Prelude to the Battle
Grant in Charge
On March 10, 1864, President Abraham Lincoln appointed Ulysses S. Grant as General-in-Chief of the Armies of the United States. Grant brought with him, from his successes in the Western Theater of the war, a reputation for the doggedness that Lincoln was seeking in his generals. Unlike other Union generals, Grant was tenacious.
Grant Focuses on Lee
Upon his arrival in Washington, Grant drafted a plan to get the various Union armies in the field to act in concert. He also devised his Overland Campaign to invade east-central Virginia. Unlike previous campaigns into that area, Grant’s plan focused upon defeating General Robert E. Lee and his Army of Northern Virginia rather than capturing or occupying geographic locations. Grant instructed Major General George G. Meade, who commanded the Army of the Potomac, “Wherever Lee goes, there you will go also.” Grant realized that, with the superior resources he had at his disposal, Lee would lose a war of attrition, as long as Northern troops persistently engaged the Confederates.

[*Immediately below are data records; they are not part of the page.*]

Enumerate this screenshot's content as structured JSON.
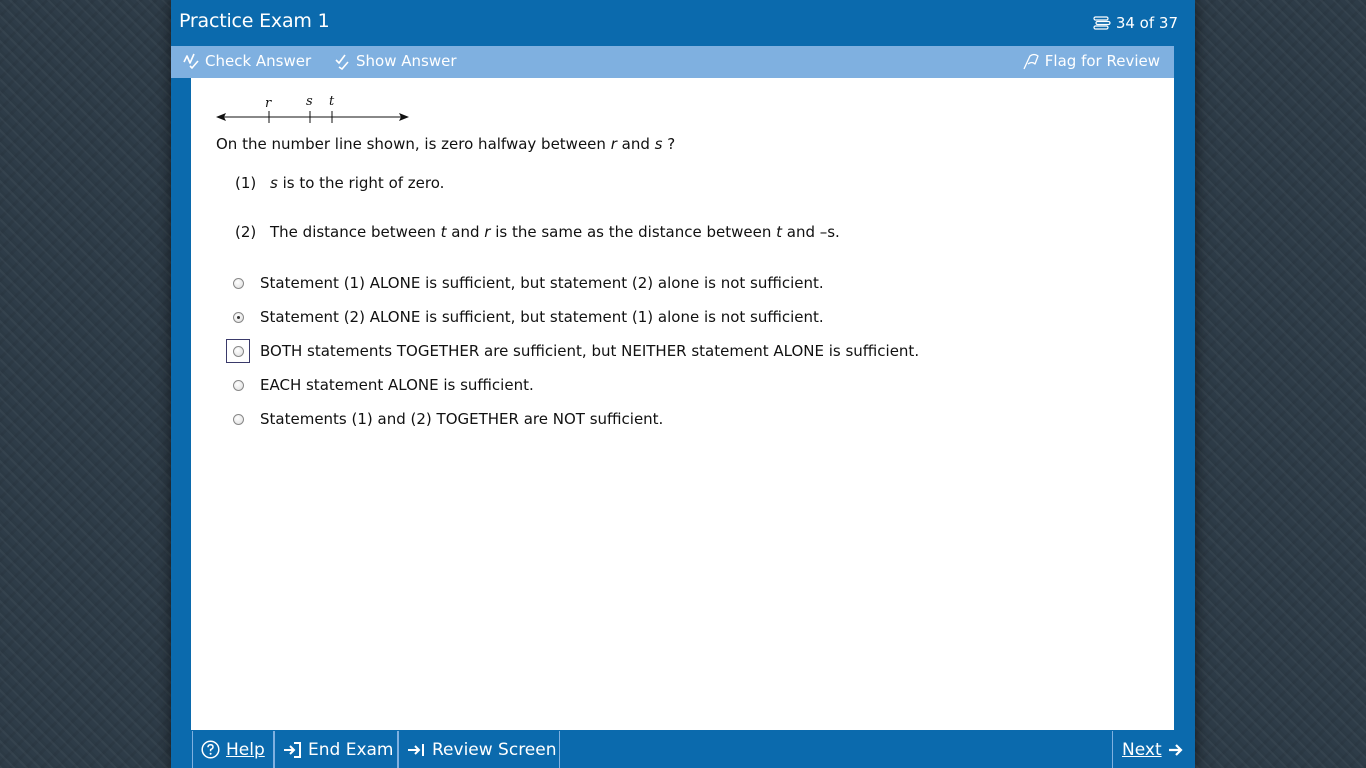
{
  "header": {
    "title": "Practice Exam 1",
    "progress": "34 of 37",
    "progress_icon": "stack-icon"
  },
  "toolbar": {
    "check_answer": "Check Answer",
    "show_answer": "Show Answer",
    "flag_review": "Flag for Review"
  },
  "number_line": {
    "labels": [
      "r",
      "s",
      "t"
    ]
  },
  "question": {
    "before_r": "On the number line shown, is zero halfway between ",
    "var_r": "r",
    "and": " and ",
    "var_s": "s",
    "end": " ?"
  },
  "statements": [
    {
      "num": "(1)",
      "var": "s",
      "text": " is to the right of zero."
    },
    {
      "num": "(2)",
      "pre": "The distance between ",
      "var_t1": "t",
      "mid1": " and ",
      "var_r": "r",
      "mid2": " is the same as the distance between ",
      "var_t2": "t",
      "end": " and –s."
    }
  ],
  "options": [
    {
      "label": "Statement (1) ALONE is sufficient, but statement (2) alone is not sufficient.",
      "selected": false
    },
    {
      "label": "Statement (2) ALONE is sufficient, but statement (1) alone is not sufficient.",
      "selected": true
    },
    {
      "label": "BOTH statements TOGETHER are sufficient, but NEITHER statement ALONE is sufficient.",
      "selected": false
    },
    {
      "label": "EACH statement ALONE is sufficient.",
      "selected": false
    },
    {
      "label": "Statements (1) and (2) TOGETHER are NOT sufficient.",
      "selected": false
    }
  ],
  "bottom": {
    "help": "Help",
    "end_exam": "End Exam",
    "review_screen": "Review Screen",
    "next": "Next"
  },
  "colors": {
    "frame": "#0b6aad",
    "toolbar": "#7fb0e0",
    "content": "#ffffff"
  }
}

On May 4, 1864, Grant launched his Overland Campaign when the Army of the Potomac crossed the Rappahannock and Rapidan Rivers, occupying an area locally known as the Wilderness. For the next eight weeks, the two sides engaged in a series of horrific battles that produced unprecedented numbers of casualties. Following a bloody frontal assault at Cold Harbor that cost the Federals roughly 13,000 casualties, Grant abandoned his hope to defeat Lee’s army head-on. Instead, Grant aimed to isolate the Army of Northern Virginia at Richmond and slowly starve it into submission by cutting off its supply lines. The key to the plan was capturing Petersburg, Virginia.
Petersburg, Virginia, sits on the south bank of the Appomattox River, approximately twenty miles south of Richmond. During the Civil War, the Richmond and Petersburg Railroad was an important conduit for supplies to the Confederate capital. Besides the Richmond and Petersburg Railroad, two other rail lines converged at Petersburg. The Weldon Railroad (also called the Petersburg and Weldon Railroad) connected Petersburg to the Confederacy’s last linkage to overseas markets at Wilmington, North Carolina. Farther to the west, the South Side Railroad joined Petersburg to Lynchburg, Virginia, and points westward. If Grant could cut the rail lines, it would force Lee to abandon Richmond.

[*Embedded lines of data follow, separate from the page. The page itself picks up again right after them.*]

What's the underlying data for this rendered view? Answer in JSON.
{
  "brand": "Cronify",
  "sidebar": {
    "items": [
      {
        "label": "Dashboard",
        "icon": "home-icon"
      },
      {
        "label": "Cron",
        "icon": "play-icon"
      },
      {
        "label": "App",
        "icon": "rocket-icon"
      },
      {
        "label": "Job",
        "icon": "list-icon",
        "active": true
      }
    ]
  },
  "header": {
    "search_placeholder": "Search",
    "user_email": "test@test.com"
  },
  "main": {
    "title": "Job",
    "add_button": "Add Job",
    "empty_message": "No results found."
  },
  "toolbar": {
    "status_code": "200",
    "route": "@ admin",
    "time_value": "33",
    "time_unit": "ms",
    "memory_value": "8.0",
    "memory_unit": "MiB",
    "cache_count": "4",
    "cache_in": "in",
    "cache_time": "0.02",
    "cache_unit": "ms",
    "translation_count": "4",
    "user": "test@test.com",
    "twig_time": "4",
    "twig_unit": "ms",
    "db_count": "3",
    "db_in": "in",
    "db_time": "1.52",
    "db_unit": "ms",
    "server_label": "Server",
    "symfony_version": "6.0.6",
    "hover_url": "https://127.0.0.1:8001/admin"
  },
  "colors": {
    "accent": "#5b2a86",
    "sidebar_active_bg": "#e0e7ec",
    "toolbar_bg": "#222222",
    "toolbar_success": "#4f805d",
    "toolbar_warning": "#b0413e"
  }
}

Forcing Lee to Defend Two Fronts
Although Grant’s focus during the summer and fall of 1864 was on cutting off supply routes into Petersburg, he also launched several assaults north of the James River against Richmond. Grant recognized that forcing Lee to defend two fronts would thin the Confederate defenses around Petersburg, enhancing Union expectations for success. At the Battle of Chaffin’s Farm and New Market Heights (September 29–30, 1864) federal soldiers captured Fort Harrison and other portions of Richmond’s outer defenses along Darbytown and New Market Roads.
Darbytown and New Market Roads run roughly parallel to each other into Richmond from the southeast. The federals anchored the right flank of their lines outside Richmond at Darbytown Road, several miles north of New Market Road. Attempting to regain the ground lost at the Battle of Chaffin’s Farm and New Market Heights, Lee ordered an offensive against the newly extended federal lines one week later.

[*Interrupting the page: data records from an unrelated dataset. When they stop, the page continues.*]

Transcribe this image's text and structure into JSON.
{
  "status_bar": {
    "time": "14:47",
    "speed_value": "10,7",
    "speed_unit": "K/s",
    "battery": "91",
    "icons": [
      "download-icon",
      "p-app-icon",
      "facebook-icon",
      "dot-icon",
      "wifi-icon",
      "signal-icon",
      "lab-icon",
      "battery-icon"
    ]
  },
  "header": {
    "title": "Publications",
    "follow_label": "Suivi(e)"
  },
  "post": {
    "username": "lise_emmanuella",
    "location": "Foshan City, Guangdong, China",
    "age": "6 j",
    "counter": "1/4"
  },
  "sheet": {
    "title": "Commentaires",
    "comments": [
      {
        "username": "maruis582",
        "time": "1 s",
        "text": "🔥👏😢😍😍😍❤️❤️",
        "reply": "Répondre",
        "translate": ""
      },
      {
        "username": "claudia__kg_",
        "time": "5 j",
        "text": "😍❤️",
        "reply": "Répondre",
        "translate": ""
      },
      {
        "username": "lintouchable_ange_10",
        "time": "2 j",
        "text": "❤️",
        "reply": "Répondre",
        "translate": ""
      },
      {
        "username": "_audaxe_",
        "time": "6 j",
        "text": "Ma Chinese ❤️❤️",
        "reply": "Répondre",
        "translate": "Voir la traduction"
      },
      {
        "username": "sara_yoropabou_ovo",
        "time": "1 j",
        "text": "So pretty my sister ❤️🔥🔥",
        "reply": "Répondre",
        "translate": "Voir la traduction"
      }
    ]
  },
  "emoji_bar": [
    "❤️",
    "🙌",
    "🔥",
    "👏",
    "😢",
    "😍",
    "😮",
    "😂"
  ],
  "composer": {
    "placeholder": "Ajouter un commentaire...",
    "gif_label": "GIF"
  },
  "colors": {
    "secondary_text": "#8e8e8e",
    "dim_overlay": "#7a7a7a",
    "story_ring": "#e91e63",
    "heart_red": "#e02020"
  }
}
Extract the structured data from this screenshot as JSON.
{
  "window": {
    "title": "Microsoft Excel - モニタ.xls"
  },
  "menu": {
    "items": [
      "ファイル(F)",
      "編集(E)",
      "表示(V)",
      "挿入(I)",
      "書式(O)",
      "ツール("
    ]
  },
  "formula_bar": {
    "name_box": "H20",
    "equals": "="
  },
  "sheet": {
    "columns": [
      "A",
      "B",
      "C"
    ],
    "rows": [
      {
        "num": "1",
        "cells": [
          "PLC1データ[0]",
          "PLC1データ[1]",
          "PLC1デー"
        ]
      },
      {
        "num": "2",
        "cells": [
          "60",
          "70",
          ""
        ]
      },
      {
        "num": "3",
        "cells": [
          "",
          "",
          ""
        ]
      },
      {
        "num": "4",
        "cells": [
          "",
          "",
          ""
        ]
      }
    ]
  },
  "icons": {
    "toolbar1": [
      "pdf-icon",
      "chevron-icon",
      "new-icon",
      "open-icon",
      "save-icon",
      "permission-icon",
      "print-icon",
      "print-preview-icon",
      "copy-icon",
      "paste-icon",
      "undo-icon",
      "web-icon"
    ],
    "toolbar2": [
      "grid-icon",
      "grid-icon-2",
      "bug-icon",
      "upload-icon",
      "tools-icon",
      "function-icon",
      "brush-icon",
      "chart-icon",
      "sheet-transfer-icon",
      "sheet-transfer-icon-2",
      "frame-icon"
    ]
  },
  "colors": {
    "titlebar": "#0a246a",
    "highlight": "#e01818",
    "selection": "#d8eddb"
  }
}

Clash at Darbytown and New Market Roads
On October 7, 1864, two Confederate divisions, commanded by Major General Charles Field and Major General Robert Hoke, advanced down Darbytown Road. Supported by cavalry, Field’s infantry turned the Union right flank and attacked 1,700 cavalrymen, commanded by Major General August Kautz, from the rear. Caught by surprise, the federal troopers quickly retreated, leaving the Rebels in possession of the road and of eight Union cannons.
Following up on his initial success, Field turned south to attack Major General Alfred Terry’s infantry division along New Market Road. Armed with Spencer repeating rifles, Terry’s well-entrenched soldiers presented a formidable obstacle. When Hoke failed to support Field’s assault, the Yankees easily repulsed the out-manned Rebels. The battle ended before noon when the Confederates withdrew to the Richmond defenses.
Aftermath of the Battle
Despite the promising beginning for the Rebels, the Battle of Darbytown and New Market Roads was a resounding Union victory. The Confederacy lost about 700 soldiers, including Brigadier General John Gregg, who died during the fighting. The Union suffered only 458 casualties (forty-nine killed, 253 wounded, and 156 captured or missing). Beyond the uneven differences in casualty totals, Lee failed in his attempt to regain the ground that he lost at the Battle of Chaffin’s Farm and New Market Heights. The unsuccessful Rebel assault was Lee’s last offensive north of the James River during the Civil War.